I am looking forward to your next part of the topic.
As with any way of eating, the low carb diets work better with regular exercise.
Low carb diets are more suitable for people with Type 2 diabetes than with Type 1. Those with Type 1 can give it a try but should be doing so with the supervision of a qualified medical professional.
My mother got her hemogoblin a1c down to below pre-diabetic levels when she did low carb. And she was a full blown Type 2 before!
I personally think that low-carb diets work great. I have done the Atkins, and hated it by the way. At first you think, hey this is great….I love meat….I can do this. But then after a few days, it’s like…NO I NEED CARBS! LOL So at that point it is back to point A. I don’t see how the Ketogenic diet would work eating high fat. That just doesn’t seem right…
Atkin’s can be tough and isn’t sustainable for most people.
The ketogenic diet actually can work very well. The “fat is bad” misconception is one of the things the public still believes in and is what’s keeping a lot of us from being healthier.
I honestly don’t think a low carb diet is the answer. I do believe however that we should know what kind of carbs we’re consuming, and steer clear of simple ones that come from junk food. We should be getting them from fruits, some breads, rice, quinoa, etc. The complex variety is what I’m aiming for. Carbohydrates are extremely important for not only body builders, but people in general as they are our main source of energy.
Fats and carbs are so frowned upon in this weird technology age of “everything is bad for you” when in actuality we need good fats, good carbs, and adequate protein to survive. It’s about balance, and generally the people that have the most issues in their diet are the ones that are restricting certain types of nutrients just because someone said they are bad.
I like the article though, and I’m in no way attacking it.. just giving some perspective..
How dare you!!! Hahaha just kidding. I’m glad you’re offering your perspective on it. This site is meant to be as informative as possible and that requires open discussion from audiences like you, so thank you!
This first part of the low carb diet articles may sound like I’m bashing on carbs a bit. But that’s not my goal really. Part 2 will explain how carbs can actually be useful.
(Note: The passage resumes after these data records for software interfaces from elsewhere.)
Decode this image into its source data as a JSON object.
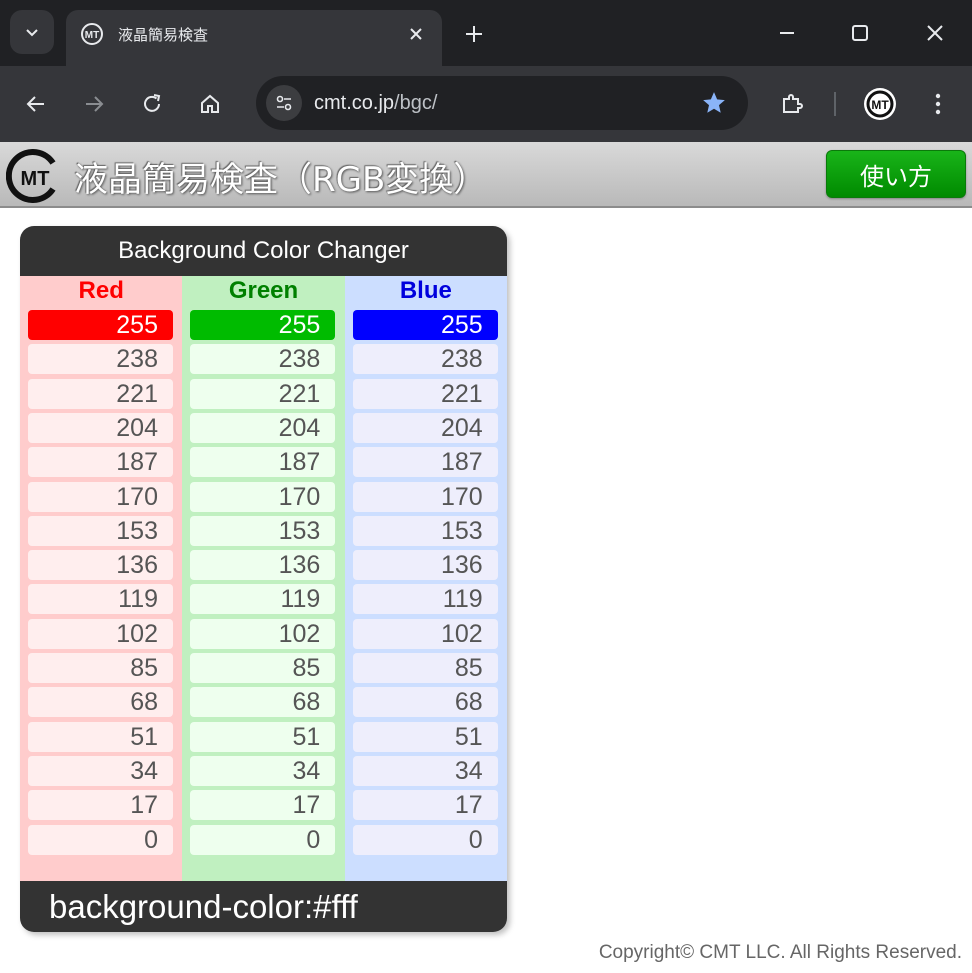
{
  "browser": {
    "tab_title": "液晶簡易検査",
    "url_domain": "cmt.co.jp",
    "url_path": "/bgc/",
    "colors": {
      "frame": "#202124",
      "toolbar": "#35363a",
      "star": "#8ab4f8"
    }
  },
  "page": {
    "title": "液晶簡易検査（RGB変換）",
    "help_button": "使い方",
    "logo_text": "MT",
    "copyright": "Copyright© CMT LLC. All Rights Reserved."
  },
  "widget": {
    "title": "Background Color Changer",
    "footer": "background-color:#fff",
    "columns": [
      {
        "name": "Red",
        "header_color": "#ff0000",
        "bg": "#ffcccc",
        "cell_bg": "#ffeeee",
        "selected_bg": "#ff0000",
        "selected": "255",
        "values": [
          "255",
          "238",
          "221",
          "204",
          "187",
          "170",
          "153",
          "136",
          "119",
          "102",
          "85",
          "68",
          "51",
          "34",
          "17",
          "0"
        ]
      },
      {
        "name": "Green",
        "header_color": "#008000",
        "bg": "#c0f0c0",
        "cell_bg": "#eeffee",
        "selected_bg": "#00bb00",
        "selected": "255",
        "values": [
          "255",
          "238",
          "221",
          "204",
          "187",
          "170",
          "153",
          "136",
          "119",
          "102",
          "85",
          "68",
          "51",
          "34",
          "17",
          "0"
        ]
      },
      {
        "name": "Blue",
        "header_color": "#0000dd",
        "bg": "#ccdeff",
        "cell_bg": "#eeeefc",
        "selected_bg": "#0000ff",
        "selected": "255",
        "values": [
          "255",
          "238",
          "221",
          "204",
          "187",
          "170",
          "153",
          "136",
          "119",
          "102",
          "85",
          "68",
          "51",
          "34",
          "17",
          "0"
        ]
      }
    ]
  }
}
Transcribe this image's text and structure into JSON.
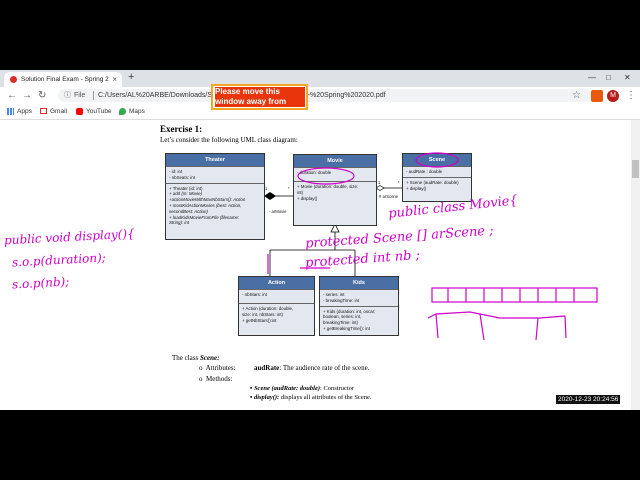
{
  "browser": {
    "tab_title": "Solution Final Exam - Spring 202...",
    "tab_close": "×",
    "new_tab": "+",
    "url_scheme_label": "File",
    "url": "C:/Users/AL%20ARBE/Downloads/Solution%20Final%20Exam%20-%20Spring%202020.pdf",
    "profile_initial": "M",
    "bookmarks": [
      {
        "label": "Apps",
        "color": "#4285f4"
      },
      {
        "label": "Gmail",
        "color": "#d93025"
      },
      {
        "label": "YouTube",
        "color": "#ff0000"
      },
      {
        "label": "Maps",
        "color": "#34a853"
      }
    ]
  },
  "banner": {
    "text": "Please move this window away from"
  },
  "document": {
    "heading": "Exercise 1:",
    "intro": "Let’s consider the following UML class diagram:",
    "classes": {
      "theater": {
        "name": "Theater",
        "attributes": [
          "- id: int",
          "- nbSeats: int"
        ],
        "methods": [
          "+ Theater (id: int)",
          "+ add (m: Movie)",
          "+actionMovieWithMaxNbStars(): Action",
          "+ mostKidActionMovies (best: Action,",
          "secondBest: Action)",
          "+ loadKidsMovieFromFile (filename:",
          "String): int"
        ]
      },
      "movie": {
        "name": "Movie",
        "attributes": [
          "- duration: double"
        ],
        "methods": [
          "+ Movie (duration: double, size:",
          "int)",
          "+ display()"
        ]
      },
      "scene": {
        "name": "Scene",
        "attributes": [
          "- audRate : double"
        ],
        "methods": [
          "+ Scene (audRate: double)",
          "+ display()"
        ]
      },
      "action": {
        "name": "Action",
        "attributes": [
          "- nbStars: int"
        ],
        "methods": [
          "+ Action (duration: double,",
          "size: int, nbStars: int)",
          "+ getNbStars():int"
        ]
      },
      "kids": {
        "name": "Kids",
        "attributes": [
          "- series: int",
          "- breakingTime: int"
        ],
        "methods": [
          "+ Kids (duration: int, oscar:",
          "boolean, series: int,",
          "breakingTime: int)",
          "+ getBreakingTime(): int"
        ]
      }
    },
    "multiplicities": {
      "theater_movie_one": "1",
      "theater_movie_many": "*",
      "movie_scene_one": "1",
      "movie_scene_many": "*"
    },
    "roles": {
      "movie_role": "- arMovie",
      "scene_role": "# arScene"
    },
    "scene_desc": {
      "class_label": "The class",
      "class_name": "Scene:",
      "bullet": "o",
      "attributes_label": "Attributes:",
      "attr_name": "audRate",
      "attr_desc": ": The audience rate of the scene.",
      "methods_label": "Methods:",
      "method1_sig": "Scene (audRate: double)",
      "method1_desc": ": Constructor",
      "method2_sig": "display():",
      "method2_desc": "displays all attributes of the Scene."
    }
  },
  "handwriting": {
    "code_right_1": "public class Movie{",
    "code_right_2": "protected Scene [] arScene ;",
    "code_right_3": "protected int nb ;",
    "code_left_1": "public void display(){",
    "code_left_2": "s.o.p(duration);",
    "code_left_3": "s.o.p(nb);",
    "ink_color": "#d000c8"
  },
  "overlay": {
    "timestamp": "2020-12-23 20:24:56"
  }
}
I agree with most of what you said, steering clear of junk carbs and getting our carb sources from nutritious whole foods. Carbs CAN be a main source of energy, but it doesn’t have to be. It’s actually preferred to have our bodies And yes, balance is very important and I will address that in Part 2.
Again, I welcome inputs from all sides as this only adds to what others can learn from this. And it sounds like including complex carbs in your diet has been working well for you. Thanks for sharing that because it just may be what some of us needs to improve their health.
Nice information gathered here.I am with you about the info you have mentioned on low carb meals.When somebody control the Carb meals its better to do it with a help of adviser. The quantity will be depend on the work outs doing by the person, or else it will effect to the body in bad way.That was my personal experience.
Yes, it’s best to have medical supervision especially for those that are diabetic or have other medical conditions.
Hi There, I found your layout to be quite unique i really liked the font and header layout! I would have however really liked to see a picture of you ( put a face to the words) in the about page.
The twitter feed on the side also added to the interactive element of the experience.
Thanks for the feedback! I have a photo of myself in the About Me page.
Great info on the low carbing. I personally lost a lot of weight on low carb before, unfortunately over seven years I have put it all back on. I have tried low carbing again since and due to the fact my life is so busy now I found it too hard to stick to. I had to go without eating at all sometimes as there was nothing at all I could eat available. Looking forward to reading more of your info.
Low carb diets are a bit tricky to stick to. There are some nuisances that must be followed with it to make it sustainable. I’ll be talking about these in Part 2.